--- START ---

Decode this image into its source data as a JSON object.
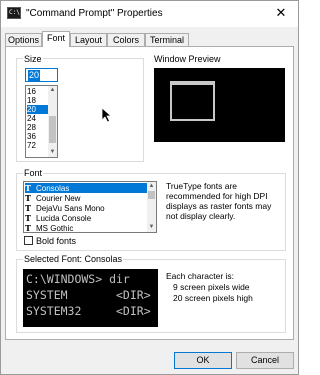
{
  "window": {
    "title": "\"Command Prompt\" Properties",
    "app_icon_text": "C:\\"
  },
  "tabs": [
    {
      "label": "Options"
    },
    {
      "label": "Font"
    },
    {
      "label": "Layout"
    },
    {
      "label": "Colors"
    },
    {
      "label": "Terminal"
    }
  ],
  "active_tab": "Font",
  "size": {
    "label": "Size",
    "input_value": "20",
    "items": [
      "16",
      "18",
      "20",
      "24",
      "28",
      "36",
      "72"
    ],
    "selected": "20"
  },
  "preview": {
    "label": "Window Preview"
  },
  "font": {
    "label": "Font",
    "items": [
      "Consolas",
      "Courier New",
      "DejaVu Sans Mono",
      "Lucida Console",
      "MS Gothic"
    ],
    "selected": "Consolas",
    "tt_glyph": "T",
    "note": "TrueType fonts are recommended for high DPI displays as raster fonts may not display clearly.",
    "bold_label": "Bold fonts"
  },
  "selected_font": {
    "label": "Selected Font: Consolas",
    "lines": [
      "C:\\WINDOWS> dir",
      "SYSTEM       <DIR>",
      "SYSTEM32     <DIR>"
    ],
    "char_info_title": "Each character is:",
    "char_width": "9 screen pixels wide",
    "char_height": "20 screen pixels high"
  },
  "buttons": {
    "ok": "OK",
    "cancel": "Cancel"
  },
  "colors": {
    "accent": "#0078d7",
    "console_bg": "#000000",
    "console_fg": "#c0c0c0"
  }
}
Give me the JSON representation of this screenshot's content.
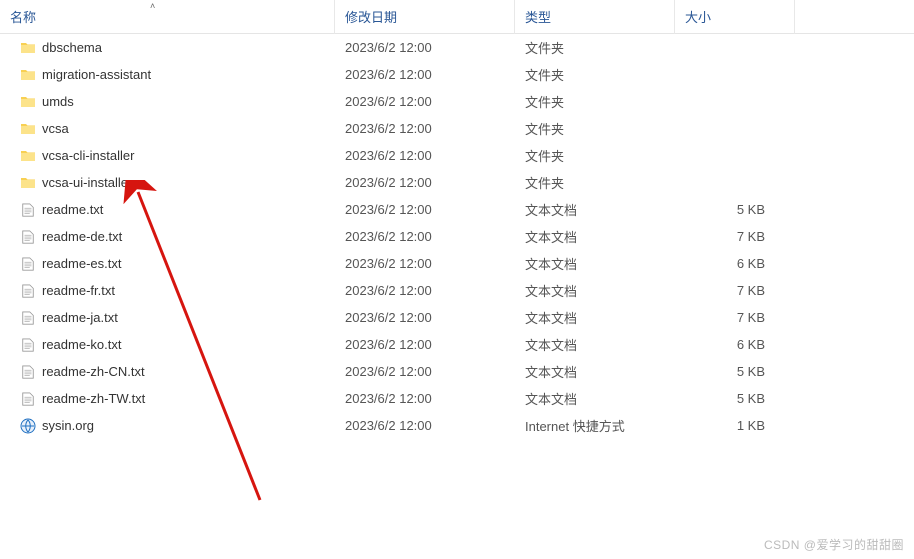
{
  "columns": {
    "name": "名称",
    "date": "修改日期",
    "type": "类型",
    "size": "大小"
  },
  "rows": [
    {
      "icon": "folder",
      "name": "dbschema",
      "date": "2023/6/2 12:00",
      "type": "文件夹",
      "size": ""
    },
    {
      "icon": "folder",
      "name": "migration-assistant",
      "date": "2023/6/2 12:00",
      "type": "文件夹",
      "size": ""
    },
    {
      "icon": "folder",
      "name": "umds",
      "date": "2023/6/2 12:00",
      "type": "文件夹",
      "size": ""
    },
    {
      "icon": "folder",
      "name": "vcsa",
      "date": "2023/6/2 12:00",
      "type": "文件夹",
      "size": ""
    },
    {
      "icon": "folder",
      "name": "vcsa-cli-installer",
      "date": "2023/6/2 12:00",
      "type": "文件夹",
      "size": ""
    },
    {
      "icon": "folder",
      "name": "vcsa-ui-installer",
      "date": "2023/6/2 12:00",
      "type": "文件夹",
      "size": ""
    },
    {
      "icon": "file",
      "name": "readme.txt",
      "date": "2023/6/2 12:00",
      "type": "文本文档",
      "size": "5 KB"
    },
    {
      "icon": "file",
      "name": "readme-de.txt",
      "date": "2023/6/2 12:00",
      "type": "文本文档",
      "size": "7 KB"
    },
    {
      "icon": "file",
      "name": "readme-es.txt",
      "date": "2023/6/2 12:00",
      "type": "文本文档",
      "size": "6 KB"
    },
    {
      "icon": "file",
      "name": "readme-fr.txt",
      "date": "2023/6/2 12:00",
      "type": "文本文档",
      "size": "7 KB"
    },
    {
      "icon": "file",
      "name": "readme-ja.txt",
      "date": "2023/6/2 12:00",
      "type": "文本文档",
      "size": "7 KB"
    },
    {
      "icon": "file",
      "name": "readme-ko.txt",
      "date": "2023/6/2 12:00",
      "type": "文本文档",
      "size": "6 KB"
    },
    {
      "icon": "file",
      "name": "readme-zh-CN.txt",
      "date": "2023/6/2 12:00",
      "type": "文本文档",
      "size": "5 KB"
    },
    {
      "icon": "file",
      "name": "readme-zh-TW.txt",
      "date": "2023/6/2 12:00",
      "type": "文本文档",
      "size": "5 KB"
    },
    {
      "icon": "link",
      "name": "sysin.org",
      "date": "2023/6/2 12:00",
      "type": "Internet 快捷方式",
      "size": "1 KB"
    }
  ],
  "watermark": "CSDN @爱学习的甜甜圈",
  "annotation": {
    "arrow_color": "#d6150f",
    "points_to": "vcsa-ui-installer"
  }
}
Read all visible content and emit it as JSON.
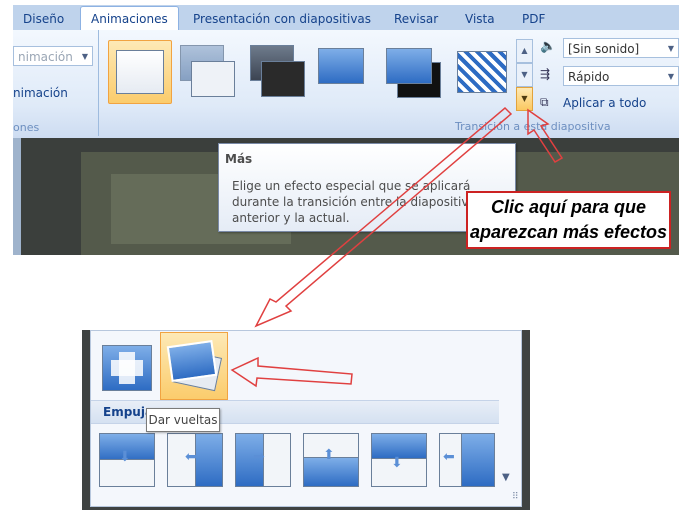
{
  "ribbon": {
    "tabs": [
      {
        "label": "Diseño"
      },
      {
        "label": "Animaciones"
      },
      {
        "label": "Presentación con diapositivas"
      },
      {
        "label": "Revisar"
      },
      {
        "label": "Vista"
      },
      {
        "label": "PDF"
      }
    ],
    "active_tab": "Animaciones",
    "left_group": {
      "dropdown_value": "nimación",
      "button_label": "nimación",
      "footer": "ones"
    },
    "transition_group": {
      "footer": "Transición a esta diapositiva",
      "sound_value": "[Sin sonido]",
      "speed_value": "Rápido",
      "apply_all_label": "Aplicar a todo"
    }
  },
  "tooltip": {
    "title": "Más",
    "lines": [
      "Elige un efecto especial que se aplicará",
      "durante la transición entre la diapositiva",
      "anterior y la actual."
    ]
  },
  "callout": {
    "line1": "Clic aquí para que",
    "line2": "aparezcan más efectos"
  },
  "gallery": {
    "section_label": "Empuja",
    "tooltip": "Dar vueltas"
  },
  "colors": {
    "annotation_red": "#cc2222",
    "selection_orange": "#f1a341",
    "ribbon_blue": "#15428b"
  }
}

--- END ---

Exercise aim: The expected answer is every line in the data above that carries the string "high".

Response area:
    "note": "TrueType fonts are recommended for high DPI displays as raster fonts may not display clearly.",
    "char_height": "20 screen pixels high"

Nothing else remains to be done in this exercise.